Editor’s Note: The Oct. 14 coffee chat event at Ronald Reagan Park in Anaheim Hills has been canceled. The orginial story is below.

Disneyland’s long-term plan to expand the Anaheim resort has made a significant move from concept to reality after the city of Anaheim released a key report on how the proposed expansion would impact the environment.

On Thursday, the city of Anaheim released a 17,000-page environmental impact report for Disney’s proposed expansion plan, known as Disneyland Forward.

The report states that the expansion would significantly impact air quality, greenhouse gas emissions and noise, but have minimal impact on transportation and neighborhood aesthetics.

Greenhouse gas emissions were considered to have a significant impact on the environment partly because the factor wasn’t studied in the 1990s, when the last master plan for the resort was approved, the report stated.

The report also looked at the project’s impact on energy, water conservation, waste reduction and sustainability efforts, but many of those conservation measures are already in place at the Disneyland Resort.

Disney would also have to implement temporary sound barriers during construction and permanent 12-foot-tall noise barriers along property lines outlined in expansion plans to combat noise.

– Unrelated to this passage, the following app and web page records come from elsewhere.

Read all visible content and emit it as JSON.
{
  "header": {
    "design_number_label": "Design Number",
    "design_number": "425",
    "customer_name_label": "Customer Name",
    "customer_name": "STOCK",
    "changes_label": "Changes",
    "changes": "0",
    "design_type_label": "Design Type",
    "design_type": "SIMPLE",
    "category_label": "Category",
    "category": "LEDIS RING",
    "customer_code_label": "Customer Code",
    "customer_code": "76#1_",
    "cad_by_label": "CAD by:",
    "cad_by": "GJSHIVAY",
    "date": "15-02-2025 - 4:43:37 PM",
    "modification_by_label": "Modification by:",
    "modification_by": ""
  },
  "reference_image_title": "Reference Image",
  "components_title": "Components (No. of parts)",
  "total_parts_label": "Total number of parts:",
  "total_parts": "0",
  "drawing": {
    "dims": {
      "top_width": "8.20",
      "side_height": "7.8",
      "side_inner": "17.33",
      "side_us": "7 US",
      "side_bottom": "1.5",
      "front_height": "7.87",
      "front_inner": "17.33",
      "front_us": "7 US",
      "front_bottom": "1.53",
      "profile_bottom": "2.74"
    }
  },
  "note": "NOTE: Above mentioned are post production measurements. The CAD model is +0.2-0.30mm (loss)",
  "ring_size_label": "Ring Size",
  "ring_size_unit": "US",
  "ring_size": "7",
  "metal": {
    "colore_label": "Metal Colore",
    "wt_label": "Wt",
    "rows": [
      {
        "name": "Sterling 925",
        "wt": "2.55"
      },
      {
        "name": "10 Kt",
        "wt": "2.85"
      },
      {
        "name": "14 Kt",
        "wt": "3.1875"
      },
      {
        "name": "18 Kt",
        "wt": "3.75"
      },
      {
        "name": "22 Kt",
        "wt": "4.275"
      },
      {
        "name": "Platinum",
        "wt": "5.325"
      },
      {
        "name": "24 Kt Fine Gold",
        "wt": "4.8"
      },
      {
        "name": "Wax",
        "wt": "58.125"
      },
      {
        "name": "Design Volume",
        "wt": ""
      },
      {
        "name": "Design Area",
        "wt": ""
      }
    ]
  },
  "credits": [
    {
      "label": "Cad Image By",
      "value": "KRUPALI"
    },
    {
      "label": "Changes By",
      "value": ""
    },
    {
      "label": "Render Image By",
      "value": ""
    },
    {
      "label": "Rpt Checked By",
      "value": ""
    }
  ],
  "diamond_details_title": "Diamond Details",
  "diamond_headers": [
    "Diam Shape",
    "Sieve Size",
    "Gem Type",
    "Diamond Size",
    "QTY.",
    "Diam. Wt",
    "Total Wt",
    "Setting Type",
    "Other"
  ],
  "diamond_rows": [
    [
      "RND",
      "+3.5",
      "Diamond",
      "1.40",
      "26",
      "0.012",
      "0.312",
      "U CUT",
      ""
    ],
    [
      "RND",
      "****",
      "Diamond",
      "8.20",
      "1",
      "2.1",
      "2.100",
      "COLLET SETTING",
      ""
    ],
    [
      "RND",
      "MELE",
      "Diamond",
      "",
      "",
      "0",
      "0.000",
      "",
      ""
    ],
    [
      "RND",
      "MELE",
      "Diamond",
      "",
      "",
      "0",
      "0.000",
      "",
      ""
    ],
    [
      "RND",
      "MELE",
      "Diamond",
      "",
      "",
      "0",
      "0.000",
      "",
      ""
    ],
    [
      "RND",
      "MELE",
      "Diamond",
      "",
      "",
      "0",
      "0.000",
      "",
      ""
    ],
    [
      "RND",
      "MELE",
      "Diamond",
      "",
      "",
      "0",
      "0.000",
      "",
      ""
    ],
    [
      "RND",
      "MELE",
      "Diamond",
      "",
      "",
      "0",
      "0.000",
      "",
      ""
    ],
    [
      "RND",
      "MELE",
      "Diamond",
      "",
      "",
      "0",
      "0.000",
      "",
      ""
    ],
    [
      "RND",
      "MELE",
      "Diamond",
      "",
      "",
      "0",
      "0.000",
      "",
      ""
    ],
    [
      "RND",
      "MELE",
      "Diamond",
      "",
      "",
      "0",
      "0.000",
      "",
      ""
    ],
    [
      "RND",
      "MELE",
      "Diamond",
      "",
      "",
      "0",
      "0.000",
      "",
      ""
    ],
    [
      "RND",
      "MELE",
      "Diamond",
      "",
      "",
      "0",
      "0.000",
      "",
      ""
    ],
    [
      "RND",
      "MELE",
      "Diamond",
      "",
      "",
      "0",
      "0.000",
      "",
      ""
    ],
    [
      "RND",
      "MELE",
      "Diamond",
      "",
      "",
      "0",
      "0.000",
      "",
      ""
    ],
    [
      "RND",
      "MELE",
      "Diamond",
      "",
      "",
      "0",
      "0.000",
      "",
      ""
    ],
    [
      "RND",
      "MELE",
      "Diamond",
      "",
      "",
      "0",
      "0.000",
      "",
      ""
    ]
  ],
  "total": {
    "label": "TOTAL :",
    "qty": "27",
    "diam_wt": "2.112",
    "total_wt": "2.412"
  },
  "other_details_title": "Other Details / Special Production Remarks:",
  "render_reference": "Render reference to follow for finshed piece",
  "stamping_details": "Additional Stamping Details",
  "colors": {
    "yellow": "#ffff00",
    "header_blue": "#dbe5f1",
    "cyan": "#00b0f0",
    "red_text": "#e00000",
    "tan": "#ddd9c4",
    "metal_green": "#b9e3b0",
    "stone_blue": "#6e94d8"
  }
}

Fireworks would also be prohibited in proposed expansion areas to mitigate noise levels in the surrounding communities, according to the report.

While the report noted that Disneyland Forward wouldn’t significantly impact surrounding communities, Disney would still have to abide by guidelines, such as not building certain rides within 200 to 300 feet of homes.

The report also gave more insight into the proposed pedestrian bridges Disney wants to build over Disneyland Drive and Harbor Boulevard to help transport guests to the new areas of the resort.

However, theme park officials are also open to using alternative ride systems, such as the Disney Skyliner and the Tomorrowland Transit Authority PeopleMover, to transport crowds.

Disneyland had its own version of the PeopleMover from the 1960s to 1990s, and both proposed transportation systems currently reside at Walt Disney World in Orlando, Florida, according to WDW News Today.

The Disneyland Forward project details how officials want to update and renovate the Anaheim theme park. The project will include new attractions, shops and restaurants within its existing 490-acre footprint, the Los Angeles Times reported.

In 2021, Disneyland officials told media outlets they did not plan to ask the city of Anaheim for more space for the theme park extension but would instead focus on underdeveloped areas around the resort, which the company already owns.

Specifically, officials want to add new theme park additions around the two Disney hotels west of the theme parks and in the site of a parking lot east of the resort, the Times reported.

Disney is seeking zoning changes for the undeveloped areas so theme park, hotel, retail, dining and entertainment additions could be built on the land. Disney officials previously wanted to add a third entrance to the resort, but those plans never materialized.

The company has not announced how much a possible expansion would cost, but it previously stated that the endeavor would be privately funded. Disney hopes to have the project reviewed by the Anaheim City Council and receive approval before the end of 2024.

A public workshop discussing the Disneyland Forward environmental plan will be held on Oct. 9 at Anaheim City Hall, the Orange County Register reported. This comes in addition to the community coffee events Disney has held for its Anaheim neighbors to attend and learn more about the project.

The next coffee chat event is scheduled for Oct. 14 at Ronald Reagan Park in Anaheim Hills.

While Disney hasn’t officially announced what the expansion would include, many Disney fans have theorized that Disneyland could create areas inspired by “Tangled,” “Frozen,” “Zootopia” or other films.

Some of these proposed lands, like “Frozen” and “Zootopia,” will debut at Disney Parks overseas in the coming months.

Other parts of the resort, specifically Downtown Disney, have undergone recent renovations that aren’t a part of the Disneyland Forward project, according to the Register.

Some restaurants, like Catal Restaurant and its outdoor bar, Uva Bar, closed to make way for the new additions to the downtown district.